- Opening Delimiter -

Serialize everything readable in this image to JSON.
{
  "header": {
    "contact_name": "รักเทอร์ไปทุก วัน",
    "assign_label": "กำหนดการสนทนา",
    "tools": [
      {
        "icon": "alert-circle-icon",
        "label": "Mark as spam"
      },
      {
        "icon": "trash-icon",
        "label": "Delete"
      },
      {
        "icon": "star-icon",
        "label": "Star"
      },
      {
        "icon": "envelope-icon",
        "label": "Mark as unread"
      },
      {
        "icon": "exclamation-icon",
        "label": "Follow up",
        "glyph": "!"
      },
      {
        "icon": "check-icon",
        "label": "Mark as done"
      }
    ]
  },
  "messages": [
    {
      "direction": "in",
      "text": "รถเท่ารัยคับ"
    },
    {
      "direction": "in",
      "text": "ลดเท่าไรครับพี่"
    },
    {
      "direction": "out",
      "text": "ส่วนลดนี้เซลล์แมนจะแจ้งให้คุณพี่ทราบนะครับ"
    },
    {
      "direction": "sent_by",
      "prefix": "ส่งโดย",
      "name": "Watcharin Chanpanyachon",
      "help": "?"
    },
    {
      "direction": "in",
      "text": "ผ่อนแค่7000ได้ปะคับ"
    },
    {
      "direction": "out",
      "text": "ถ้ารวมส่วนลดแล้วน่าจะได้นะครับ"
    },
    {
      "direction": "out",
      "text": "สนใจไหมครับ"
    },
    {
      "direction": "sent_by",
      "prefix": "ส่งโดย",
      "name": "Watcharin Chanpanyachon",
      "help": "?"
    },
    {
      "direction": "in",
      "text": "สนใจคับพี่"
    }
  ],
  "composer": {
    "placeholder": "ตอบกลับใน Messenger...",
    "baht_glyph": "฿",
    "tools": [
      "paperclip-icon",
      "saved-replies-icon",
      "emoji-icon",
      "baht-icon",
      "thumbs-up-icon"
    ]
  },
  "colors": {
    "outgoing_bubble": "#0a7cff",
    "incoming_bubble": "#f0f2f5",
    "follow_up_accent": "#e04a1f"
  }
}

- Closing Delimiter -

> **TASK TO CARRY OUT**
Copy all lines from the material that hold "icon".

> **SOLUTION TO THIS PROBLEM**
        "icon": "alert-circle-icon",
        "icon": "trash-icon",
        "icon": "star-icon",
        "icon": "envelope-icon",
        "icon": "exclamation-icon",
        "icon": "check-icon",
      "paperclip-icon",
      "saved-replies-icon",
      "emoji-icon",
      "baht-icon",
      "thumbs-up-icon"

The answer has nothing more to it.